Where have we gone wrong?
Some simple dimensional analysis hints at a potential solution. There are two key length scales entering the problem: the Planck length ℓ and the cosmic scale L (read: the diameter of the observable universe). The contrast between the two is vast: 61 orders of magnitude. Wouldn’t it be a huge surprise if these two extreme length scales can be combined into a volume of the right size to describe the dark energy density? Well – surprise, surprise – this is easy to achieve. The experimental value of the dark energy density happens to coincide with one Planck quantum per volume of size L2ℓ. Yet, as we saw above, standard quantum field theory predicts a zero point energy density of one Planck quantum per ℓ3. Can we change two of the ℓ’s in this equation into L’s?
Yes we can. Key is to realize that the ℓ3 volume enters into the theoretical description because standard QFT assumes one degree of freedom per Planck cube. So according to QFT our universe has a total of (L/ℓ)3 degrees of freedom. This however ignores the holographic nature of our universe that was postulated by Gerard ‘t Hooft in 1993. The holographic principle states that standard QFT vastly overestimates the number of degrees of freedom available. More precisely, the holographic principle forbids a system of linear size L to have more than (L/ℓ)2 degrees of freedom. So, this in itself already changes one ℓ in the equation for the dark energy density into an L. But there is more. QFT associates a zero-point energy of one Planck unit with each degree of freedom. This does not necessarily carry over into a holographic description. The degrees of freedom in the holographic description are non-local, and the wavelengths corresponding to the zero-point motion can probably be linked to the macroscopic length L, rather then to to the microscopic length ℓ. This effect (embodied in the so-called ‘UV/IR connection’) gives us another swap between ℓ and L in the equation for the dark energy density so that with all holographic effects incorporated we arrive at ℓ/L Planck energies per volume of size ℓ2L, or equivalently, one Planck energy per volume of size L2ℓ.
Is this all the correct way to look at the expansion of our universe? Or is the Planck energy per volume L2ℓ some coincidence? I don’t know the answer. What I do know, is that if the above is in essence correct, holographic considerations will be an integral element of the still elusive theory of quantum gravity. It is also clear that the strict holographic cut-offs to the number of degrees of freedom and the allowed energies per degree of freedom will be of immense help to regularize this theory of quantum gravity. History tells us that experimentally demonstrated discrepancies in our understanding of the fundamental laws of physics never last for more than a few decades.

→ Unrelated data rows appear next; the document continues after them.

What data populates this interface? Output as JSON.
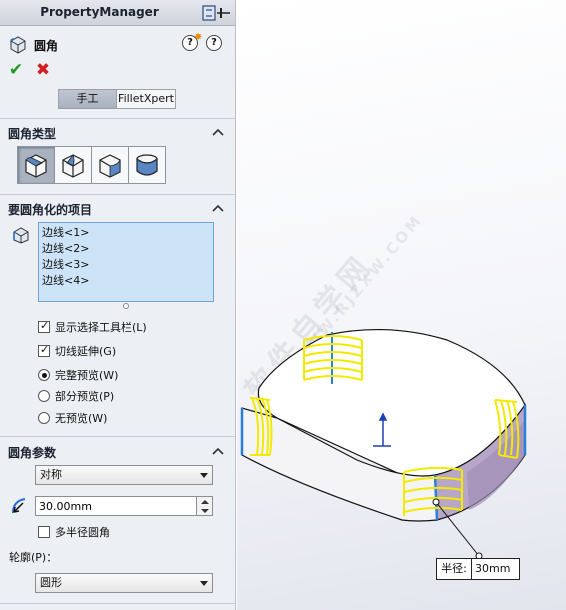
{
  "header": {
    "title": "PropertyManager"
  },
  "feature": {
    "name": "圆角"
  },
  "modes": {
    "manual": "手工",
    "filletxpert": "FilletXpert"
  },
  "fillet_type_group": {
    "title": "圆角类型"
  },
  "items_group": {
    "title": "要圆角化的项目",
    "items": [
      "边线<1>",
      "边线<2>",
      "边线<3>",
      "边线<4>"
    ],
    "show_selection_toolbar": "显示选择工具栏(L)",
    "tangent_propagation": "切线延伸(G)",
    "preview_full": "完整预览(W)",
    "preview_partial": "部分预览(P)",
    "preview_none": "无预览(W)"
  },
  "params_group": {
    "title": "圆角参数",
    "method": "对称",
    "radius": "30.00mm",
    "multi_radius": "多半径圆角",
    "profile_label": "轮廓(P)：",
    "profile": "圆形"
  },
  "callout": {
    "label": "半径:",
    "value": "30mm"
  },
  "watermark": {
    "text": "软件自学网",
    "url": "WWW.RJZXW.COM"
  },
  "colors": {
    "highlight": "#f2ea00",
    "selection": "#cde4f8",
    "ok": "#1e9b1e",
    "cancel": "#d21f1f"
  }
}
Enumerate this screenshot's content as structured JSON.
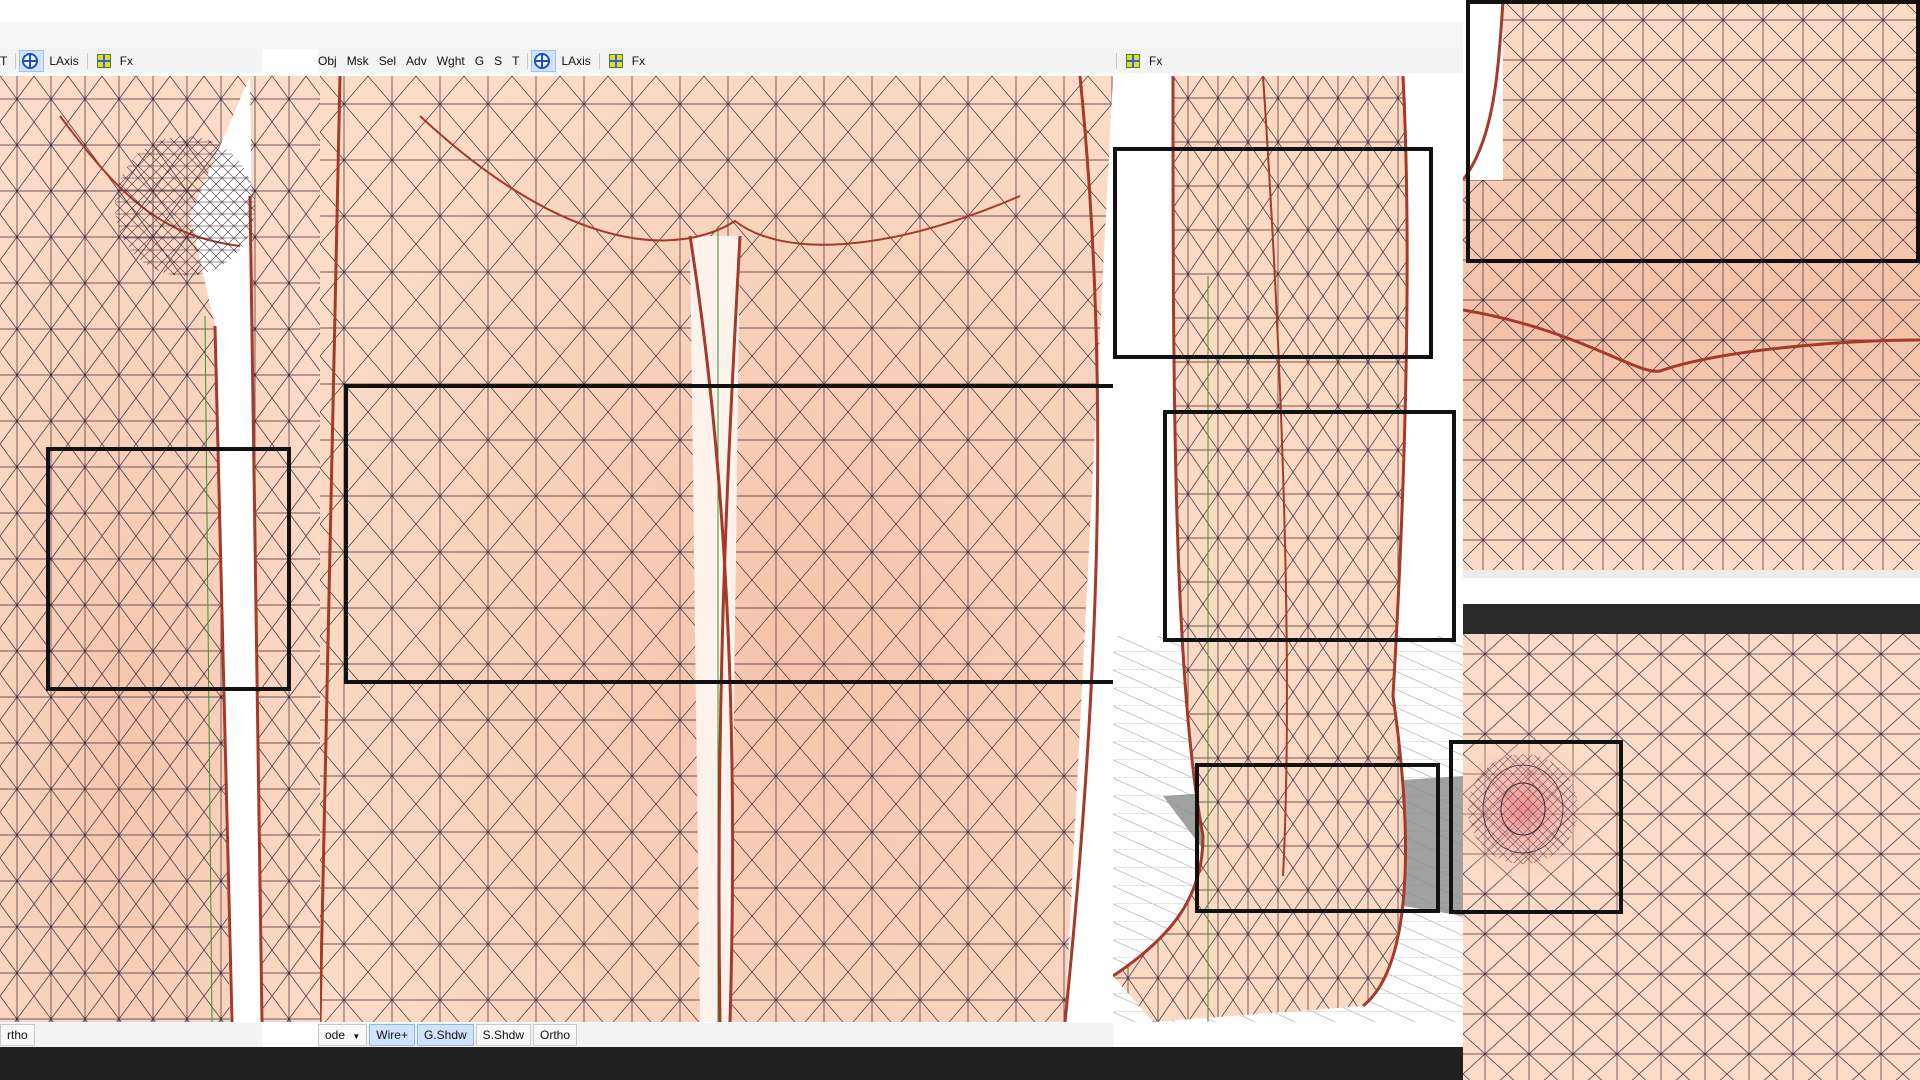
{
  "colors": {
    "skin": "#fcd9c2",
    "skin_dark": "#f4c6ad",
    "wire": "#3a2a3a",
    "outline": "#a33a2a",
    "frame": "#111111",
    "toolbar_bg": "#f3f3f3",
    "status_bar_bg": "#202020"
  },
  "left_panel": {
    "toolbar": {
      "t_label": "T",
      "laxis_label": "LAxis",
      "fx_label": "Fx"
    },
    "bottom": {
      "ortho_label": "rtho"
    }
  },
  "middle_panel": {
    "toolbar": {
      "obj_label": "Obj",
      "msk_label": "Msk",
      "sel_label": "Sel",
      "adv_label": "Adv",
      "wght_label": "Wght",
      "g_label": "G",
      "s_label": "S",
      "t_label": "T",
      "laxis_label": "LAxis",
      "fx_label": "Fx"
    },
    "bottom": {
      "mode_label": "ode",
      "wire_label": "Wire+",
      "gshdw_label": "G.Shdw",
      "sshdw_label": "S.Shdw",
      "ortho_label": "Ortho"
    }
  },
  "right_panel": {
    "toolbar": {
      "fx_label": "Fx"
    }
  },
  "icons": {
    "axis": "axis-crosshair-icon",
    "fx": "fx-grid-icon",
    "dropdown": "chevron-down-icon"
  }
}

So I dare to make the prediction that in the first half of this century we will witness a revolution in our thinking about the universe in the form of a fully consistent theory of quantum gravity. These are exciting times!